As remote working arrangements continue in various capacities for many organisations, there is an eerie stillness on the streets of Hong Kong. The government has urged the public to avoid gatherings and maintain social distancing, much to the dismay of shopping malls, restaurants and local businesses. Many have even had to shut shop. Furthermore, schools have yet again extended the holidays and it seems we are getting more and more used to this isolated way of life.
While staying at home certainly helps to minimize risk of infection, it can also play havoc with our mental wellbeing. So what can we do to ensure we stay mentally healthy? As a doctor and wellbeing advocate, I’ve listed 7 ways in which we can combat negative feelings during this challenging period:
1) Check in with colleagues
When you’re working from home for long periods of time, it’s easy to feel isolated and even a little lost. Make sure you check in regularly with colleagues by keeping multiple communication channels open. In my own team, I have set up a Whatsapp group for daily catch-ups, as well as weekly team meetings on Skype. The key is to be available and maintain that ‘in-office’ dynamic as far as possible. As a manager, ensure tasks and objectives are communicated clearly so everyone is aligned. Give positive reinforcement to uplift morale (even if it’s as simple as an occasional thumbs-up emoji). These will in turn enhance productivity and motivation.
2) Switch off
Another problem with working from home, is that the distinction between ‘work’ and ‘home’ becomes muddled, and with “nothing better to do”, it’s easy to fall into the trap of continually working (which isn’t healthy). Try to switch off when it’s ‘home time’ and use that extra time saved from not having to commute to do something nice instead.
3) Connect with friends and family
Similarly, make sure you stay connected with friends and family. Weeks of being cooped up at home can lead to loneliness and cabin fever. If venturing out to meet them is not an option, try picking up the phone or video-calling. Take yourself away from the screen and hear their voices. It will keep you grounded. For those with the opposite problem (too much family time!) don’t be afraid to take some ‘time out’ in one of the rooms and let the others know that this is your ‘me time’.
4) Maintain perspective
As difficult as it is, try to maintain a perspective on the situation. Accept what you can and can’t control. Do your part for yourself and the community by following recommended precautions, but beyond that, know that there is only so much you can do. Try not to worry too much, as stress can make you susceptible to colds and flu.
5) Maintain a healthy routine
Should you really contract the virus, the best line of defence is your own immune system. Therefore, make sure you stay healthy - eat well, sleep well, exercise everyday. Get out for a bit (away from crowds) if you can. Some sunlight and fresh air will do you the world of good.
6) Practise mindfulness
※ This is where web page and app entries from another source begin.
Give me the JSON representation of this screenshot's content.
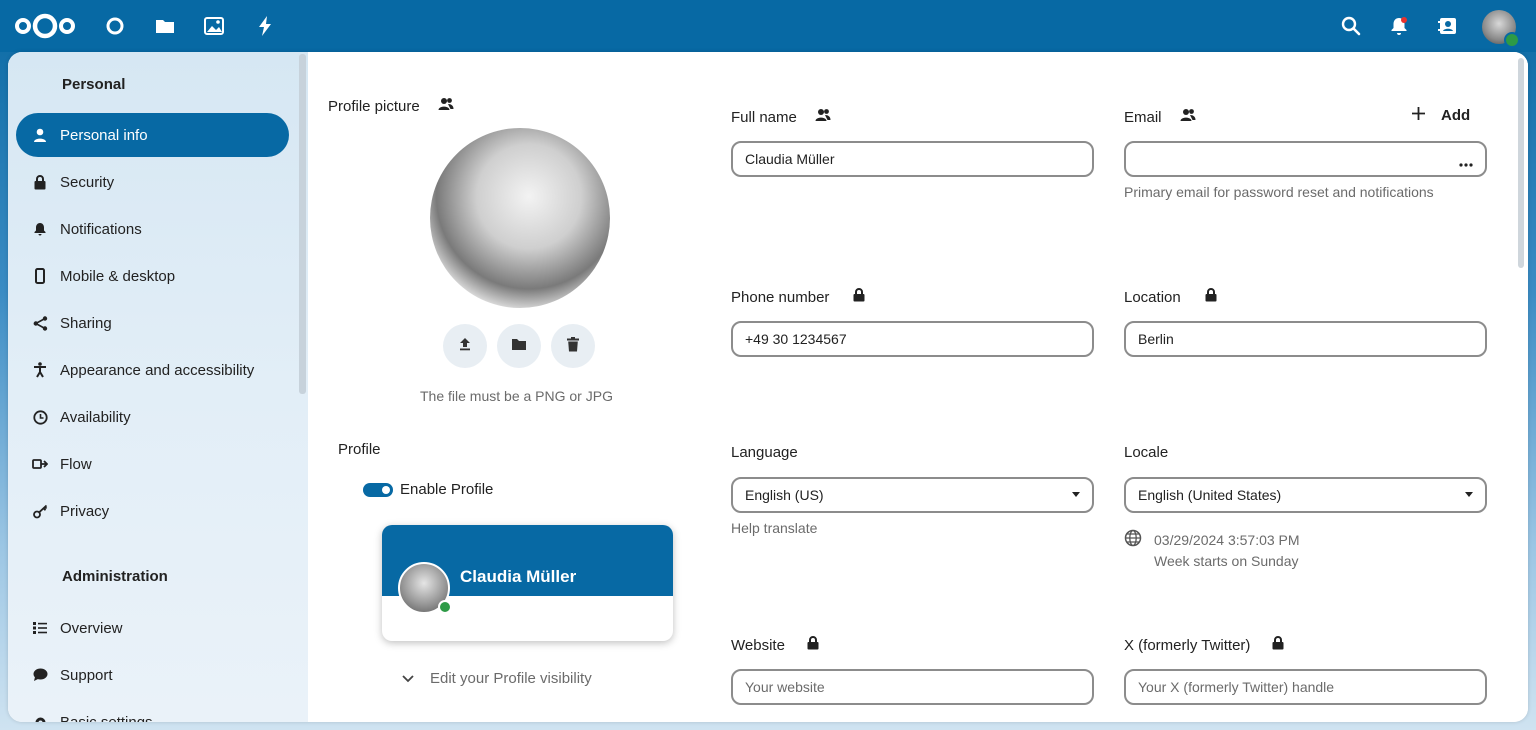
{
  "topbar": {
    "apps": [
      "dashboard-icon",
      "files-icon",
      "photos-icon",
      "activity-icon"
    ],
    "right": [
      "search-icon",
      "notifications-icon",
      "contacts-icon"
    ]
  },
  "sidebar": {
    "personal_title": "Personal",
    "items": [
      {
        "label": "Personal info",
        "icon": "person-icon",
        "active": true
      },
      {
        "label": "Security",
        "icon": "lock-icon"
      },
      {
        "label": "Notifications",
        "icon": "bell-icon"
      },
      {
        "label": "Mobile & desktop",
        "icon": "phone-icon"
      },
      {
        "label": "Sharing",
        "icon": "share-icon"
      },
      {
        "label": "Appearance and accessibility",
        "icon": "accessibility-icon"
      },
      {
        "label": "Availability",
        "icon": "clock-icon"
      },
      {
        "label": "Flow",
        "icon": "flow-icon"
      },
      {
        "label": "Privacy",
        "icon": "key-icon"
      }
    ],
    "admin_title": "Administration",
    "admin_items": [
      {
        "label": "Overview",
        "icon": "list-icon"
      },
      {
        "label": "Support",
        "icon": "chat-icon"
      },
      {
        "label": "Basic settings",
        "icon": "gear-icon"
      }
    ]
  },
  "profile_picture": {
    "label": "Profile picture",
    "hint": "The file must be a PNG or JPG"
  },
  "profile": {
    "label": "Profile",
    "enable_label": "Enable Profile",
    "card_name": "Claudia Müller",
    "visibility_label": "Edit your Profile visibility"
  },
  "fields": {
    "full_name": {
      "label": "Full name",
      "value": "Claudia Müller"
    },
    "email": {
      "label": "Email",
      "add_label": "Add",
      "value": "",
      "hint": "Primary email for password reset and notifications"
    },
    "phone": {
      "label": "Phone number",
      "value": "+49 30 1234567"
    },
    "location": {
      "label": "Location",
      "value": "Berlin"
    },
    "language": {
      "label": "Language",
      "value": "English (US)",
      "hint": "Help translate"
    },
    "locale": {
      "label": "Locale",
      "value": "English (United States)",
      "datetime": "03/29/2024 3:57:03 PM",
      "week": "Week starts on Sunday"
    },
    "website": {
      "label": "Website",
      "placeholder": "Your website"
    },
    "twitter": {
      "label": "X (formerly Twitter)",
      "placeholder": "Your X (formerly Twitter) handle"
    }
  },
  "colors": {
    "primary": "#0769a4",
    "status_online": "#2d9a46"
  }
}
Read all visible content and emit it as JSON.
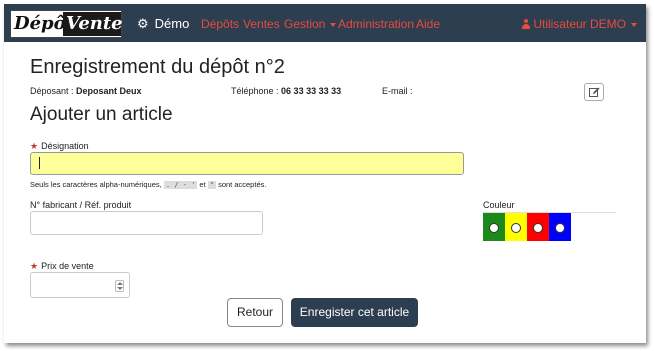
{
  "navbar": {
    "logo": {
      "part1": "Dépôt",
      "part2": "Vente"
    },
    "brand": "Démo",
    "links": [
      "Dépôts",
      "Ventes",
      "Gestion",
      "Administration",
      "Aide"
    ],
    "user": "Utilisateur DEMO"
  },
  "page": {
    "title": "Enregistrement du dépôt n°2",
    "depositor_label": "Déposant : ",
    "depositor_value": "Deposant Deux",
    "phone_label": "Téléphone : ",
    "phone_value": "06 33 33 33 33",
    "email_label": "E-mail :",
    "section_title": "Ajouter un article"
  },
  "form": {
    "designation_label": "Désignation",
    "designation_value": "",
    "hint_prefix": "Seuls les caractères alpha-numériques, ",
    "hint_codes": ". / - '",
    "hint_and": " et ",
    "hint_code2": "\"",
    "hint_suffix": " sont acceptés.",
    "manufacturer_label": "N° fabricant / Réf. produit",
    "manufacturer_value": "",
    "color_label": "Couleur",
    "colors": [
      {
        "name": "green",
        "hex": "#1a8a1a"
      },
      {
        "name": "yellow",
        "hex": "#ffff00"
      },
      {
        "name": "red",
        "hex": "#ff0000"
      },
      {
        "name": "blue",
        "hex": "#0000ff"
      }
    ],
    "price_label": "Prix de vente",
    "price_value": ""
  },
  "buttons": {
    "back": "Retour",
    "save": "Enregister cet article"
  }
}
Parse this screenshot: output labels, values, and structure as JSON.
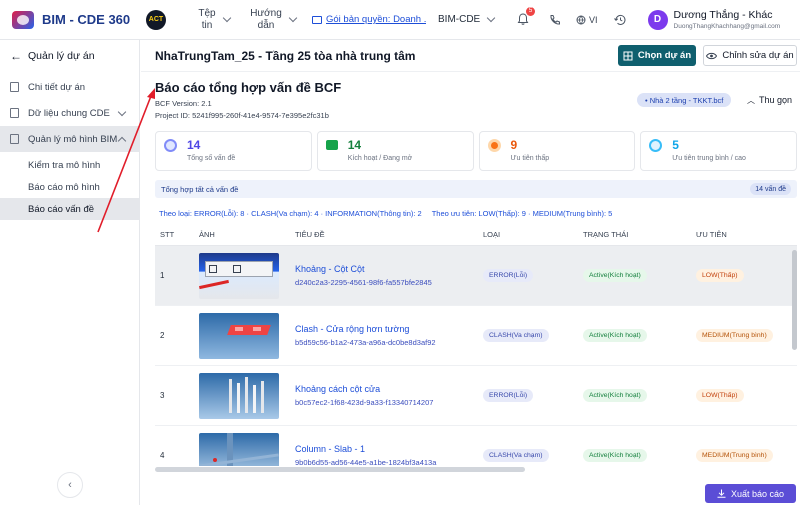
{
  "header": {
    "app_name": "BIM - CDE 360",
    "org_badge": "ACT",
    "nav": [
      {
        "label": "Tệp\ntin"
      },
      {
        "label": "Hướng\ndẫn"
      }
    ],
    "package_link": "Gói bản quyền: Doanh ...",
    "project_selector": "BIM-CDE",
    "notification_count": "5",
    "language": "VI",
    "user": {
      "initial": "D",
      "name": "Dương Thắng - Khác",
      "email": "DuongThangKhachhang@gmail.com"
    }
  },
  "sidebar": {
    "back_label": "Quản lý dự án",
    "items": [
      {
        "label": "Chi tiết dự án"
      },
      {
        "label": "Dữ liệu chung CDE"
      },
      {
        "label": "Quản lý mô hình BIM"
      }
    ],
    "sub_items": [
      {
        "label": "Kiểm tra mô hình"
      },
      {
        "label": "Báo cáo mô hình"
      },
      {
        "label": "Báo cáo vấn đề"
      }
    ],
    "collapse_glyph": "‹"
  },
  "page": {
    "title": "NhaTrungTam_25 - Tầng 25 tòa nhà trung tâm",
    "select_project_btn": "Chọn dự án",
    "edit_project_btn": "Chỉnh sửa dự án"
  },
  "report": {
    "title": "Báo cáo tổng hợp vấn đề BCF",
    "bcf_version": "BCF Version: 2.1",
    "project_id": "Project ID: 5241f995-260f-41e4-9574-7e395e2fc31b",
    "model_chip": "• Nhà 2 tầng - TKKT.bcf",
    "collapse_label": "Thu gọn"
  },
  "stats": [
    {
      "value": "14",
      "label": "Tổng số vấn đề",
      "color": "#4f46e5",
      "icon": "issues-icon"
    },
    {
      "value": "14",
      "label": "Kích hoạt / Đang mở",
      "color": "#15803d",
      "icon": "folder-open-icon"
    },
    {
      "value": "9",
      "label": "Ưu tiên thấp",
      "color": "#ea580c",
      "icon": "priority-low-icon"
    },
    {
      "value": "5",
      "label": "Ưu tiên trung bình / cao",
      "color": "#0ea5e9",
      "icon": "priority-medium-icon"
    }
  ],
  "summary": {
    "label": "Tổng hợp tất cả vấn đề",
    "count": "14 vấn đề",
    "type_filter": "Theo loại: ERROR(Lỗi): 8 · CLASH(Va chạm): 4 · INFORMATION(Thông tin): 2",
    "priority_filter": "Theo ưu tiên: LOW(Thấp): 9 · MEDIUM(Trung bình): 5"
  },
  "table": {
    "columns": [
      "STT",
      "ẢNH",
      "TIÊU ĐỀ",
      "LOẠI",
      "TRẠNG THÁI",
      "ƯU TIÊN"
    ],
    "rows": [
      {
        "stt": "1",
        "title": "Khoảng - Cột Cột",
        "id": "d240c2a3-2295-4561-98f6-fa557bfe2845",
        "type": "ERROR(Lỗi)",
        "status": "Active(Kích hoạt)",
        "priority": "LOW(Thấp)"
      },
      {
        "stt": "2",
        "title": "Clash - Cửa rộng hơn tường",
        "id": "b5d59c56-b1a2-473a-a96a-dc0be8d3af92",
        "type": "CLASH(Va chạm)",
        "status": "Active(Kích hoạt)",
        "priority": "MEDIUM(Trung bình)"
      },
      {
        "stt": "3",
        "title": "Khoảng cách cột cửa",
        "id": "b0c57ec2-1f68-423d-9a33-f13340714207",
        "type": "ERROR(Lỗi)",
        "status": "Active(Kích hoạt)",
        "priority": "LOW(Thấp)"
      },
      {
        "stt": "4",
        "title": "Column - Slab - 1",
        "id": "9b0b6d55-ad56-44e5-a1be-1824bf3a413a",
        "type": "CLASH(Va chạm)",
        "status": "Active(Kích hoạt)",
        "priority": "MEDIUM(Trung bình)"
      }
    ]
  },
  "export_btn": "Xuất báo cáo"
}
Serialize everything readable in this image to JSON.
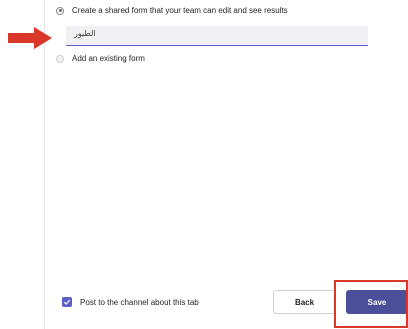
{
  "options": {
    "shared_form_label": "Create a shared form that your team can edit and see results",
    "shared_form_name_value": "الطيور",
    "existing_form_label": "Add an existing form"
  },
  "footer": {
    "post_to_channel_label": "Post to the channel about this tab",
    "post_to_channel_checked": true,
    "back_label": "Back",
    "save_label": "Save"
  },
  "annotations": {
    "arrow_color": "#d8372a",
    "highlight_color": "#d8372a"
  },
  "colors": {
    "accent": "#5b5fc7",
    "save_button": "#4b4f9a"
  }
}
Practising mindfulness can significantly reduce stress and anxiety¹. Whether you choose yoga, meditation or deep breathing, set aside 10-20 minutes a day to relax your mind and body. Working from home presents the perfect opportunity to do this and there are plenty of apps that can help you.
7) Take a break from social media
There is such a thing as ‘social media overwhelm’. While the internet can be a great source of information, it can also be a hotbed of scare-mongering and misinformation. Take a pause from all that scrolling and discipline yourself to only checking once or twice a day for important updates. Your mood and stress levels will thank you for it.
If recent events were anything to go by, there is no doubt that the coming years will present more change and uncertainty. I hope these 7 steps will help you to keep some semblance of sanity during these challenging times. Since mental health and stress levels have a direct impact on physical health and immunity, it is more important now than ever to stay mentally healthy.
Dr Winnie Ho (From Health and Employee Benefits, AXA Hong Kong and Macau)
¹ Effectiveness of a meditation-based stress reduction program in the treatment of anxiety disorders: https://ajp.psychiatryonline.org/doi/abs/10.1176/ajp.149.7.936